_Your assignment:_
Repeat the entries without change, omitting the pictures.

[Provided records — start]

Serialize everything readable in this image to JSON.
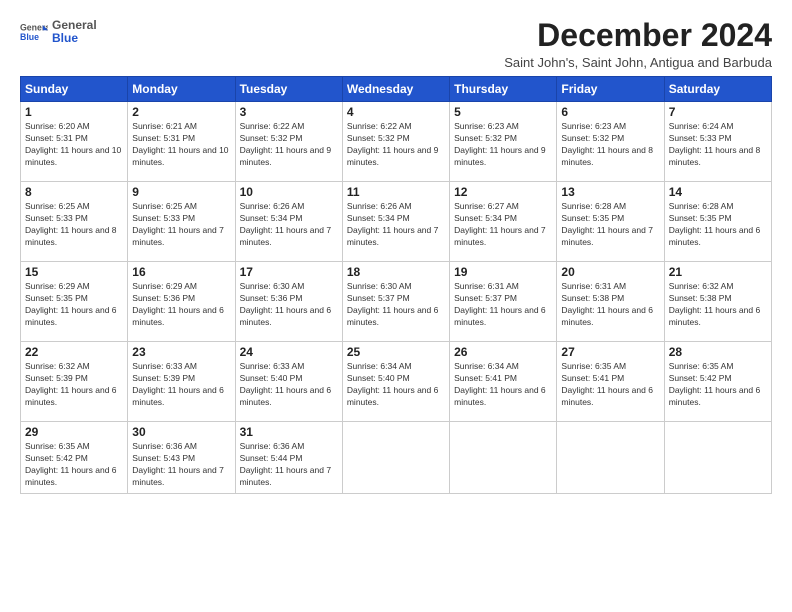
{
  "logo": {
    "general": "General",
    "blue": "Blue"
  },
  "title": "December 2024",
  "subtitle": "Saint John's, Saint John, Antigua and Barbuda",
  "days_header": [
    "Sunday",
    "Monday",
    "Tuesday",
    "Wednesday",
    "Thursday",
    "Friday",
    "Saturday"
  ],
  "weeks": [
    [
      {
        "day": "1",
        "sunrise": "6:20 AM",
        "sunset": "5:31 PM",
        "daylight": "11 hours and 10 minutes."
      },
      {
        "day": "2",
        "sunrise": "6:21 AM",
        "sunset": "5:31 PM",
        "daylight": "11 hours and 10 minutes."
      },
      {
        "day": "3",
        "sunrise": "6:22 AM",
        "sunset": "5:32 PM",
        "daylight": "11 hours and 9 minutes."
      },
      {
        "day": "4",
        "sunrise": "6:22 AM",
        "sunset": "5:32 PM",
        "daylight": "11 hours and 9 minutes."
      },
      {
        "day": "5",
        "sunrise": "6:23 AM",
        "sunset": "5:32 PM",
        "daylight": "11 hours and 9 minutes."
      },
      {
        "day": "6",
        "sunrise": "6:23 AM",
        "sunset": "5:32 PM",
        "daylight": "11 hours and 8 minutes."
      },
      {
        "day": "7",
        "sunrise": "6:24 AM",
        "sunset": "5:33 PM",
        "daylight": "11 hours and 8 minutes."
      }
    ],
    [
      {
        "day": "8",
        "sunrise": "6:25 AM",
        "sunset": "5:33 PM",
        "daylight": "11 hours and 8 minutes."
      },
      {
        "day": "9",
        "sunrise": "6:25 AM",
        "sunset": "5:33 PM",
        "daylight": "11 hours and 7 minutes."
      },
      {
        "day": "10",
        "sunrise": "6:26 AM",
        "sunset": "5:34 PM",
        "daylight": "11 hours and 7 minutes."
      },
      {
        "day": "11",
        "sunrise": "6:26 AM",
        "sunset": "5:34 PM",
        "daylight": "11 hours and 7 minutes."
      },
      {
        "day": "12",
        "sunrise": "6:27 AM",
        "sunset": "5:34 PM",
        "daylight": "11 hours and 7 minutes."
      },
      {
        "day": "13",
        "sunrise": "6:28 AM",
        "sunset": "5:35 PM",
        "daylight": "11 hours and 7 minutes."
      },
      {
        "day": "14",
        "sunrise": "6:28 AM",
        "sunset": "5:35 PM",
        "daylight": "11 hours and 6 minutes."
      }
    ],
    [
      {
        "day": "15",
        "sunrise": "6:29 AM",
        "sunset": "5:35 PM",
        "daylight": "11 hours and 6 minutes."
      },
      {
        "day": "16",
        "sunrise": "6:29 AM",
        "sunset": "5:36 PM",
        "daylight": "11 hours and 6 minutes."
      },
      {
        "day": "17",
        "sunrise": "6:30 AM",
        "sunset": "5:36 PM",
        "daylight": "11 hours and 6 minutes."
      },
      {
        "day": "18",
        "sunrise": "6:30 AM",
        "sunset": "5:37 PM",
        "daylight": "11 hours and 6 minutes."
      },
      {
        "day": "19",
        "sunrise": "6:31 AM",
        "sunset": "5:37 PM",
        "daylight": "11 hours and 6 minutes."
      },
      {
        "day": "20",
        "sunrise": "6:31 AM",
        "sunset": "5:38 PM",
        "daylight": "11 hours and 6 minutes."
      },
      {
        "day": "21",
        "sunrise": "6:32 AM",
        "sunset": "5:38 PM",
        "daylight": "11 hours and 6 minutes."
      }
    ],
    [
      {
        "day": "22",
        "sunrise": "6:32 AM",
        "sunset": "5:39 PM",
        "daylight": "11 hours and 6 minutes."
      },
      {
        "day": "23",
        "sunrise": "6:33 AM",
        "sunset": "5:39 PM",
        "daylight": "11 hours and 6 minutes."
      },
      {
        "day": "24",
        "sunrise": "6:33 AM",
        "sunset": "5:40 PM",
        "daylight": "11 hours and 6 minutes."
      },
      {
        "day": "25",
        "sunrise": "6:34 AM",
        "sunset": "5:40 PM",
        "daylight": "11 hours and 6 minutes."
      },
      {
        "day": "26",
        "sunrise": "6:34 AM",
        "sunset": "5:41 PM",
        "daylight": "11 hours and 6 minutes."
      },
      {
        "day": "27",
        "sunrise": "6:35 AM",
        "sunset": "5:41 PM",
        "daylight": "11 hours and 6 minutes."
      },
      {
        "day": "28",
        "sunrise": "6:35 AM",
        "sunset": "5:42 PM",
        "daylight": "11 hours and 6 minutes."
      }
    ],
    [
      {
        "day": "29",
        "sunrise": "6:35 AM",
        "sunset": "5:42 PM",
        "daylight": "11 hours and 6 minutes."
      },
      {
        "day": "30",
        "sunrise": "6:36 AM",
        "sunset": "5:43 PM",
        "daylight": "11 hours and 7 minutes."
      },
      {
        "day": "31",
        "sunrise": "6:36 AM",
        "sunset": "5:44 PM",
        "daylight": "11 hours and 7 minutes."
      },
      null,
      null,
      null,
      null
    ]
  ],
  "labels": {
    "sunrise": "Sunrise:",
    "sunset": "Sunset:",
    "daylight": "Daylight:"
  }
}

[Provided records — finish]

_Final answer:_
Serialize everything readable in this image to JSON.
{
  "logo": {
    "general": "General",
    "blue": "Blue"
  },
  "title": "December 2024",
  "subtitle": "Saint John's, Saint John, Antigua and Barbuda",
  "days_header": [
    "Sunday",
    "Monday",
    "Tuesday",
    "Wednesday",
    "Thursday",
    "Friday",
    "Saturday"
  ],
  "weeks": [
    [
      {
        "day": "1",
        "sunrise": "6:20 AM",
        "sunset": "5:31 PM",
        "daylight": "11 hours and 10 minutes."
      },
      {
        "day": "2",
        "sunrise": "6:21 AM",
        "sunset": "5:31 PM",
        "daylight": "11 hours and 10 minutes."
      },
      {
        "day": "3",
        "sunrise": "6:22 AM",
        "sunset": "5:32 PM",
        "daylight": "11 hours and 9 minutes."
      },
      {
        "day": "4",
        "sunrise": "6:22 AM",
        "sunset": "5:32 PM",
        "daylight": "11 hours and 9 minutes."
      },
      {
        "day": "5",
        "sunrise": "6:23 AM",
        "sunset": "5:32 PM",
        "daylight": "11 hours and 9 minutes."
      },
      {
        "day": "6",
        "sunrise": "6:23 AM",
        "sunset": "5:32 PM",
        "daylight": "11 hours and 8 minutes."
      },
      {
        "day": "7",
        "sunrise": "6:24 AM",
        "sunset": "5:33 PM",
        "daylight": "11 hours and 8 minutes."
      }
    ],
    [
      {
        "day": "8",
        "sunrise": "6:25 AM",
        "sunset": "5:33 PM",
        "daylight": "11 hours and 8 minutes."
      },
      {
        "day": "9",
        "sunrise": "6:25 AM",
        "sunset": "5:33 PM",
        "daylight": "11 hours and 7 minutes."
      },
      {
        "day": "10",
        "sunrise": "6:26 AM",
        "sunset": "5:34 PM",
        "daylight": "11 hours and 7 minutes."
      },
      {
        "day": "11",
        "sunrise": "6:26 AM",
        "sunset": "5:34 PM",
        "daylight": "11 hours and 7 minutes."
      },
      {
        "day": "12",
        "sunrise": "6:27 AM",
        "sunset": "5:34 PM",
        "daylight": "11 hours and 7 minutes."
      },
      {
        "day": "13",
        "sunrise": "6:28 AM",
        "sunset": "5:35 PM",
        "daylight": "11 hours and 7 minutes."
      },
      {
        "day": "14",
        "sunrise": "6:28 AM",
        "sunset": "5:35 PM",
        "daylight": "11 hours and 6 minutes."
      }
    ],
    [
      {
        "day": "15",
        "sunrise": "6:29 AM",
        "sunset": "5:35 PM",
        "daylight": "11 hours and 6 minutes."
      },
      {
        "day": "16",
        "sunrise": "6:29 AM",
        "sunset": "5:36 PM",
        "daylight": "11 hours and 6 minutes."
      },
      {
        "day": "17",
        "sunrise": "6:30 AM",
        "sunset": "5:36 PM",
        "daylight": "11 hours and 6 minutes."
      },
      {
        "day": "18",
        "sunrise": "6:30 AM",
        "sunset": "5:37 PM",
        "daylight": "11 hours and 6 minutes."
      },
      {
        "day": "19",
        "sunrise": "6:31 AM",
        "sunset": "5:37 PM",
        "daylight": "11 hours and 6 minutes."
      },
      {
        "day": "20",
        "sunrise": "6:31 AM",
        "sunset": "5:38 PM",
        "daylight": "11 hours and 6 minutes."
      },
      {
        "day": "21",
        "sunrise": "6:32 AM",
        "sunset": "5:38 PM",
        "daylight": "11 hours and 6 minutes."
      }
    ],
    [
      {
        "day": "22",
        "sunrise": "6:32 AM",
        "sunset": "5:39 PM",
        "daylight": "11 hours and 6 minutes."
      },
      {
        "day": "23",
        "sunrise": "6:33 AM",
        "sunset": "5:39 PM",
        "daylight": "11 hours and 6 minutes."
      },
      {
        "day": "24",
        "sunrise": "6:33 AM",
        "sunset": "5:40 PM",
        "daylight": "11 hours and 6 minutes."
      },
      {
        "day": "25",
        "sunrise": "6:34 AM",
        "sunset": "5:40 PM",
        "daylight": "11 hours and 6 minutes."
      },
      {
        "day": "26",
        "sunrise": "6:34 AM",
        "sunset": "5:41 PM",
        "daylight": "11 hours and 6 minutes."
      },
      {
        "day": "27",
        "sunrise": "6:35 AM",
        "sunset": "5:41 PM",
        "daylight": "11 hours and 6 minutes."
      },
      {
        "day": "28",
        "sunrise": "6:35 AM",
        "sunset": "5:42 PM",
        "daylight": "11 hours and 6 minutes."
      }
    ],
    [
      {
        "day": "29",
        "sunrise": "6:35 AM",
        "sunset": "5:42 PM",
        "daylight": "11 hours and 6 minutes."
      },
      {
        "day": "30",
        "sunrise": "6:36 AM",
        "sunset": "5:43 PM",
        "daylight": "11 hours and 7 minutes."
      },
      {
        "day": "31",
        "sunrise": "6:36 AM",
        "sunset": "5:44 PM",
        "daylight": "11 hours and 7 minutes."
      },
      null,
      null,
      null,
      null
    ]
  ],
  "labels": {
    "sunrise": "Sunrise:",
    "sunset": "Sunset:",
    "daylight": "Daylight:"
  }
}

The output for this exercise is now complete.